- Task prompt
Where in the listing does the string "PANELS" appear? Copy every line that holds it.

- Data supplied
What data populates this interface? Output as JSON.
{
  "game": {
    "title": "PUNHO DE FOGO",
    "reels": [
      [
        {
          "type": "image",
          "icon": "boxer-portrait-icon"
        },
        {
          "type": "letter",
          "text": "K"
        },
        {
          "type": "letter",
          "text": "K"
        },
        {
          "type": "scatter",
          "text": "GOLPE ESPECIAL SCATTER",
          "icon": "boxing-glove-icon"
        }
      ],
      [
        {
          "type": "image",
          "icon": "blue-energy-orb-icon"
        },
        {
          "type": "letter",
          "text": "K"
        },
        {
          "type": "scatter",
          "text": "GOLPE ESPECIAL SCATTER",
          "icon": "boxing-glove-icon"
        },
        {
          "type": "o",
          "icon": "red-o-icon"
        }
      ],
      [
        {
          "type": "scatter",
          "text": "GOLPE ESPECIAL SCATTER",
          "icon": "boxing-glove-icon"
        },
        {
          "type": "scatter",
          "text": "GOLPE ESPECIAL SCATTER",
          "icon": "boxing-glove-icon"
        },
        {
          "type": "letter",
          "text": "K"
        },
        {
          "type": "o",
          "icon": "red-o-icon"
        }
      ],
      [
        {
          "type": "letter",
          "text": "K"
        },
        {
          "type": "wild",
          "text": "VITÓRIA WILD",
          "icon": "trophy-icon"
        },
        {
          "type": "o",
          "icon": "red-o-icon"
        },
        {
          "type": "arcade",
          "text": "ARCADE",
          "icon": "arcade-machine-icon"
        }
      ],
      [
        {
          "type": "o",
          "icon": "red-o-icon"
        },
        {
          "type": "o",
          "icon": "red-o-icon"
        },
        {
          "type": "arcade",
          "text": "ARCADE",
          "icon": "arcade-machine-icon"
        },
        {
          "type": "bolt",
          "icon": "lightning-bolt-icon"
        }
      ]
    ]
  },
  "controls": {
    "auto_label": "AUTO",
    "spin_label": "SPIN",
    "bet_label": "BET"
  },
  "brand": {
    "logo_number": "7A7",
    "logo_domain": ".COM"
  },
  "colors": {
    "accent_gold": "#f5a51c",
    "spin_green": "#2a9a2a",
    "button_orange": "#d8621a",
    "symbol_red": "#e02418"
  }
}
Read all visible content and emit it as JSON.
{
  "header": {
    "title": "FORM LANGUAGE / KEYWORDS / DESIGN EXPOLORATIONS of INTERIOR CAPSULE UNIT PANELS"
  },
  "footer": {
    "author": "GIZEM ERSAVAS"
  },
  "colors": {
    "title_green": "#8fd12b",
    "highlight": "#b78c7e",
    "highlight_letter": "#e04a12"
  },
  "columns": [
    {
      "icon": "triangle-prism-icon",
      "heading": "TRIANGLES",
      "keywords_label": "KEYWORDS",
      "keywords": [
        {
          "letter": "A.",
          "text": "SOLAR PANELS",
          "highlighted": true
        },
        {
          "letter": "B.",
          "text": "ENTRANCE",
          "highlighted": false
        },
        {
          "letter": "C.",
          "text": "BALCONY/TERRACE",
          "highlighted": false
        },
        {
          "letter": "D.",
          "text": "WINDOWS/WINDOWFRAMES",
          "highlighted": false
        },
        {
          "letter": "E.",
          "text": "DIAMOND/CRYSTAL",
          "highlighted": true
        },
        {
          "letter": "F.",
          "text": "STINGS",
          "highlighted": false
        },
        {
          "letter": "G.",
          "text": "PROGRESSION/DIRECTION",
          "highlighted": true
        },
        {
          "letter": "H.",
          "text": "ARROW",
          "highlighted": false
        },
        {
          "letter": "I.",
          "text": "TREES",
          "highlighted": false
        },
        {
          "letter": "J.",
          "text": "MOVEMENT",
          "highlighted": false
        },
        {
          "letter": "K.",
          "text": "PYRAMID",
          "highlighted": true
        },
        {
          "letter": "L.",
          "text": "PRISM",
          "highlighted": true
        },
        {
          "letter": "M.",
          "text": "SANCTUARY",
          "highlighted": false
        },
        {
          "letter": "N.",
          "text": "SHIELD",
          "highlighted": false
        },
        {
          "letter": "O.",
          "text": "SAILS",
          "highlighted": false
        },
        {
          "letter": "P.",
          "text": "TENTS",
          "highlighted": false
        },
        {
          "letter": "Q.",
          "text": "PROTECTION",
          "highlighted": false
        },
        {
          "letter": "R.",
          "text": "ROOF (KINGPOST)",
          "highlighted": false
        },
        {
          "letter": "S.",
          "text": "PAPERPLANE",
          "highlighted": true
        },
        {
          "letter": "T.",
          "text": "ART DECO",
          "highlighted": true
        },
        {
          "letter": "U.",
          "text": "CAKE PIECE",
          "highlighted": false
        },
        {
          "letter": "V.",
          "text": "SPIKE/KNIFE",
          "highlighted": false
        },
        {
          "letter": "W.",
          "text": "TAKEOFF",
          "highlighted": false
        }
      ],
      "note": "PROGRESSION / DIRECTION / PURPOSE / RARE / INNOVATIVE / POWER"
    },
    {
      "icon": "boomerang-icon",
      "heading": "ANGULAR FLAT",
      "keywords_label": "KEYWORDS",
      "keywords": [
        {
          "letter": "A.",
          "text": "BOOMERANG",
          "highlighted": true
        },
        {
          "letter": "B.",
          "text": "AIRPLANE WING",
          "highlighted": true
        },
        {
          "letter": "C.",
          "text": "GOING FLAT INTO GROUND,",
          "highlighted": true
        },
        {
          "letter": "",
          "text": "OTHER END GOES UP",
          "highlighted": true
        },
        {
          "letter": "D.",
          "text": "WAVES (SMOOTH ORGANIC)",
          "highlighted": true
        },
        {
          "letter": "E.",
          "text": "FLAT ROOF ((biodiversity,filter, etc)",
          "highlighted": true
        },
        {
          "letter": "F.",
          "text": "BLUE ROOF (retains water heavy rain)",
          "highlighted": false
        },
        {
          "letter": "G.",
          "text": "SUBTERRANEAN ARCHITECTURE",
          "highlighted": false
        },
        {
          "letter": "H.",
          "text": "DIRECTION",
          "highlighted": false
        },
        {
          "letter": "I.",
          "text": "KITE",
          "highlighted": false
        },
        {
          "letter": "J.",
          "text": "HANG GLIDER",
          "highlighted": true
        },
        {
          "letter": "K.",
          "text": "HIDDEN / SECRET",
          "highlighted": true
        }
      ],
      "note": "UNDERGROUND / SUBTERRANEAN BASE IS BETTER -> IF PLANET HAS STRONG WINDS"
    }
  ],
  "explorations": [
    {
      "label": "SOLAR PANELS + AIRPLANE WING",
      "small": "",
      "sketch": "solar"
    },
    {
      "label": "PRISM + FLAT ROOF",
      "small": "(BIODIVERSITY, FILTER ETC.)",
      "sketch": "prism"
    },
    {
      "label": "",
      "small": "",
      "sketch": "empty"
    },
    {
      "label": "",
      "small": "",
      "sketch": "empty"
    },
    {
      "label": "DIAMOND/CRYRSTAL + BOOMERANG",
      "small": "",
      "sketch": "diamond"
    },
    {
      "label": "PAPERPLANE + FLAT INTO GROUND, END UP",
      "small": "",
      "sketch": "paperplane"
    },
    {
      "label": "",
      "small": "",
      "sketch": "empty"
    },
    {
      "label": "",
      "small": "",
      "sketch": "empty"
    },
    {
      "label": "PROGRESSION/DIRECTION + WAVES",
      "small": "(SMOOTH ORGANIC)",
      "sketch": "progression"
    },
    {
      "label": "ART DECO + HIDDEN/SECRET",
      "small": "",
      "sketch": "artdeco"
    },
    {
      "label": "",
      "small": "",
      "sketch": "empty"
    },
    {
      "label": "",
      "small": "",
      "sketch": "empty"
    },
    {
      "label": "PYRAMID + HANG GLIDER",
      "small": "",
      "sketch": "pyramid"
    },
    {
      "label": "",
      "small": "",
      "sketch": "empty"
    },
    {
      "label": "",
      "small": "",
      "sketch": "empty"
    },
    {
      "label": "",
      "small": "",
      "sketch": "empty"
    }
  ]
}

- Problem solution
    "title": "FORM LANGUAGE / KEYWORDS / DESIGN EXPOLORATIONS of INTERIOR CAPSULE UNIT PANELS"
          "text": "SOLAR PANELS",
      "label": "SOLAR PANELS + AIRPLANE WING",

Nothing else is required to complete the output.